- Grand Challenges Canada
- Maternova, USA (maternova.net). Maternova is the supplier of ThermoSpot and mylar infant blankets.
- Baby Hero, Hong Kong (babyhe.ro). For every item purchased from Baby Hero, three kit components are donated (clean birth kit, antiseptic lotion, and emollient).
- Cooperation and support from all levels of Kenyan government.
- Cooperation and engagement from community health workers.
- Caregiver engagement.
- Ease of use of intervention.
- Acceptability of the intervention in the community.
- Affordability of the intervention.
Deeply ingrained human behaviors and beliefs may be difficult to change. For example, in some settings harmful substances are frequently applied to the umbilical stump. It may be difficult to convince participants to replace the use of familiar, yet harmful substances, with safe substitutes they are not familiar with.
If the kit improves neurodevelopment and reduces newborn mortality we will explore options for sustainable larger-scale roll out including options for incorporating the kit into the routine community health worker program in Kenya.
Through support from the Stars in Global Health program at Grand Challenges Canada, the impact of the toolkit on newborn mortality is also being evaluated in Rahimyar Khan, Pakistan.
The impact of the newborn kit, newborn stimulation program, and newborn kit plus stimulation program on neurodevelopment will be evaluated at 12 months of age through the Kilifi Developmental Inventory (KDI) assessment.
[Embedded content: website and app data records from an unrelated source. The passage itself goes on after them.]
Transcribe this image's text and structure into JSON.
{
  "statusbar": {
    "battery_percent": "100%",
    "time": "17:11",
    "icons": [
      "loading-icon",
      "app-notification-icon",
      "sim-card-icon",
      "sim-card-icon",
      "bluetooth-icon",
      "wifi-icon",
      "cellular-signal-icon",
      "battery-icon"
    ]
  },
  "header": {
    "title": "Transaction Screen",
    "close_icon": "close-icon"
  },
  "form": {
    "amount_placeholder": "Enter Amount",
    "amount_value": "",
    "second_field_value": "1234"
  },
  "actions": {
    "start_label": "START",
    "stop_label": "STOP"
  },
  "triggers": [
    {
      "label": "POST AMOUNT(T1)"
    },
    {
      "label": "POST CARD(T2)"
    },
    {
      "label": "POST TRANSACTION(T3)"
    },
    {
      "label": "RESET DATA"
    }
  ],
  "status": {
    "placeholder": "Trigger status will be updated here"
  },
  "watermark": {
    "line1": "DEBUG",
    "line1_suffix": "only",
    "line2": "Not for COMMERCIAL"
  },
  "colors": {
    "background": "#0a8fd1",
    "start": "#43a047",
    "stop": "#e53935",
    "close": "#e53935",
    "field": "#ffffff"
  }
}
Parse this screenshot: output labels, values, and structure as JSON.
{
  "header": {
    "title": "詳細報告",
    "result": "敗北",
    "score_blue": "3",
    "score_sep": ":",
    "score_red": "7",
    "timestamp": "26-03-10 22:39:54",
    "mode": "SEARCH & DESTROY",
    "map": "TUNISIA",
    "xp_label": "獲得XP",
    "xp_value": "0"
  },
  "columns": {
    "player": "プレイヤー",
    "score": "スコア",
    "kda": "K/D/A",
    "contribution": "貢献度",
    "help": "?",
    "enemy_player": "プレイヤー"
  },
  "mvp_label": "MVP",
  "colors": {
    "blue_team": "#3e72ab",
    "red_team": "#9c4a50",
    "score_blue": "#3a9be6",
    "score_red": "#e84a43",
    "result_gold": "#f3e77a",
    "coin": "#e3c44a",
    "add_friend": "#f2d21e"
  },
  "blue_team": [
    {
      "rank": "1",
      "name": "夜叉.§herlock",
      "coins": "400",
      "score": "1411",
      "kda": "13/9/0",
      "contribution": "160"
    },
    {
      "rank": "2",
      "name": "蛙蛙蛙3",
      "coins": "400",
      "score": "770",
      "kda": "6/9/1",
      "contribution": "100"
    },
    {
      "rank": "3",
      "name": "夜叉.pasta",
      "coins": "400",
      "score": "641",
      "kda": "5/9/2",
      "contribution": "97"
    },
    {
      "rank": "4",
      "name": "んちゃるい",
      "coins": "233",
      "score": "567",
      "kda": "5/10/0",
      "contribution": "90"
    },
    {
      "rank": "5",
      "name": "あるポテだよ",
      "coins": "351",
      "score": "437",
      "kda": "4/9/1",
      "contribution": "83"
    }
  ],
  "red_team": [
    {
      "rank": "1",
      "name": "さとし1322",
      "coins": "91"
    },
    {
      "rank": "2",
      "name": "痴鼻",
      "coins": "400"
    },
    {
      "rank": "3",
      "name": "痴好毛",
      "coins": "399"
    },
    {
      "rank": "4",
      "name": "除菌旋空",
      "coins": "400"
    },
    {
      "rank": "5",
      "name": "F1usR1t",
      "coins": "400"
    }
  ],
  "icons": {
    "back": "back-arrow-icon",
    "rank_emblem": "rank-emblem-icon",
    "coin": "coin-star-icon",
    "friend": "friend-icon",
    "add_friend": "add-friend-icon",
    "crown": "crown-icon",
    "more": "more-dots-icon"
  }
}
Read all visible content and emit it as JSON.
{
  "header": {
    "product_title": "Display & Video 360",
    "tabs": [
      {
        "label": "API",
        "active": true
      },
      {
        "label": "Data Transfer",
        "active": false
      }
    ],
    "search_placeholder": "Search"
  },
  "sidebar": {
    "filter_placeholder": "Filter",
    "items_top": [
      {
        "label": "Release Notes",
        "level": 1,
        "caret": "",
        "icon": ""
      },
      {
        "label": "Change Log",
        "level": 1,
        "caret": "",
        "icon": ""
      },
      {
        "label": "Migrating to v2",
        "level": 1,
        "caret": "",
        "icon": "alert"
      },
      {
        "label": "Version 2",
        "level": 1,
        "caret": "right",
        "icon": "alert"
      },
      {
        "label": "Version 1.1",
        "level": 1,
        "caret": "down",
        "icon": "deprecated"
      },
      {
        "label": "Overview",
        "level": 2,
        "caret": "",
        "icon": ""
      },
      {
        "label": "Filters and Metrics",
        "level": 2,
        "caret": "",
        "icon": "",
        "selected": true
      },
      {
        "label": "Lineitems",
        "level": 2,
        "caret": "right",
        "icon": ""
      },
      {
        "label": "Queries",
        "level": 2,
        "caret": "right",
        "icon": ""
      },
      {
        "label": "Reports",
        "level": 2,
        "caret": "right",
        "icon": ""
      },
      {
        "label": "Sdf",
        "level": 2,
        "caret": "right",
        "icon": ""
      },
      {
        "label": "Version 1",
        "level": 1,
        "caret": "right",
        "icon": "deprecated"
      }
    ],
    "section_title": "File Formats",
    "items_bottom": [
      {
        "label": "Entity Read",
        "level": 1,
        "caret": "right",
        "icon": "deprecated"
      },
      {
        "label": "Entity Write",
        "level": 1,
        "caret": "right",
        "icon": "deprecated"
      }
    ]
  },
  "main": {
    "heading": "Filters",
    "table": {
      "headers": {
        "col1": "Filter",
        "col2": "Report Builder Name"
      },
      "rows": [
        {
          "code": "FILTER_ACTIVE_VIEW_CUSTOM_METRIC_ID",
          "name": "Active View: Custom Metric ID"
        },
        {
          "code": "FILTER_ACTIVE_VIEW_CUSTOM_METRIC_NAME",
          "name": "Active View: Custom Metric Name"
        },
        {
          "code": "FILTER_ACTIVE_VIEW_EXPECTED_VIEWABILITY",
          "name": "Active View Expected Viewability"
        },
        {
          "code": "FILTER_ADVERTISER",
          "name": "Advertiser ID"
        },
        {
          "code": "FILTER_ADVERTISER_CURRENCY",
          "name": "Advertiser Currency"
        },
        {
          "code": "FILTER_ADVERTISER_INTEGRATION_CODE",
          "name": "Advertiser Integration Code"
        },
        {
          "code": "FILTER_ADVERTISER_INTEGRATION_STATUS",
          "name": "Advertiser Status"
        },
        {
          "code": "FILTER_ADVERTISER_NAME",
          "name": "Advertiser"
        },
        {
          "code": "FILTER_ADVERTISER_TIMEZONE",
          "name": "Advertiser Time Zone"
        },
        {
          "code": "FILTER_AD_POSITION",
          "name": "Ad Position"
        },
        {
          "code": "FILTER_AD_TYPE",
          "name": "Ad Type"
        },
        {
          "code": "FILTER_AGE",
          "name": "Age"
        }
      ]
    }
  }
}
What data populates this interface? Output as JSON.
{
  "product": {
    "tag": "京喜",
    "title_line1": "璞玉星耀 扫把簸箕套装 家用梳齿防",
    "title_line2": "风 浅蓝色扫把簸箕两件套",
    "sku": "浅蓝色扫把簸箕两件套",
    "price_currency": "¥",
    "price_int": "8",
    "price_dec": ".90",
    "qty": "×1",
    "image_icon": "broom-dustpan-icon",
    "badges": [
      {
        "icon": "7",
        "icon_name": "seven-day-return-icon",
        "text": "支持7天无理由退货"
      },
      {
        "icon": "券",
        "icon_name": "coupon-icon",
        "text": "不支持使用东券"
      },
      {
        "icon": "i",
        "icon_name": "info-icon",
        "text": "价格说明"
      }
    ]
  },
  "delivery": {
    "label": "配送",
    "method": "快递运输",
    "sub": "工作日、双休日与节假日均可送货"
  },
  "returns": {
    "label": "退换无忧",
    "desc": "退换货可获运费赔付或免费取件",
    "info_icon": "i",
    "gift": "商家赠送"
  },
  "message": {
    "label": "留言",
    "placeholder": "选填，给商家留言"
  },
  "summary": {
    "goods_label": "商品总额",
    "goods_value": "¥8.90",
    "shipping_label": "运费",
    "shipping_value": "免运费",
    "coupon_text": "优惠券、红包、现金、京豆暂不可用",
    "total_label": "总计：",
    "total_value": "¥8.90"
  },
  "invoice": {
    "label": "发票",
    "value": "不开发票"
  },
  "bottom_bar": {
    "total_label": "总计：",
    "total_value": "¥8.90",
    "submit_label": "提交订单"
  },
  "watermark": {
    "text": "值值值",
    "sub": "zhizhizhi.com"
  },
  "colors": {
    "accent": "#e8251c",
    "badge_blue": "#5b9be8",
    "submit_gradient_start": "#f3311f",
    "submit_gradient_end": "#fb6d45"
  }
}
The KDI was designed in Kenya to assess the psychomotor function of children aged 6 to 35 months of age in resource-limited settings.
The impact of the interventions on newborn mortality will be evaluated through questionnaires administered to caregivers on day 1, 3, 7, 14, and 28 of the newborn’s life.
Instruments & Batteries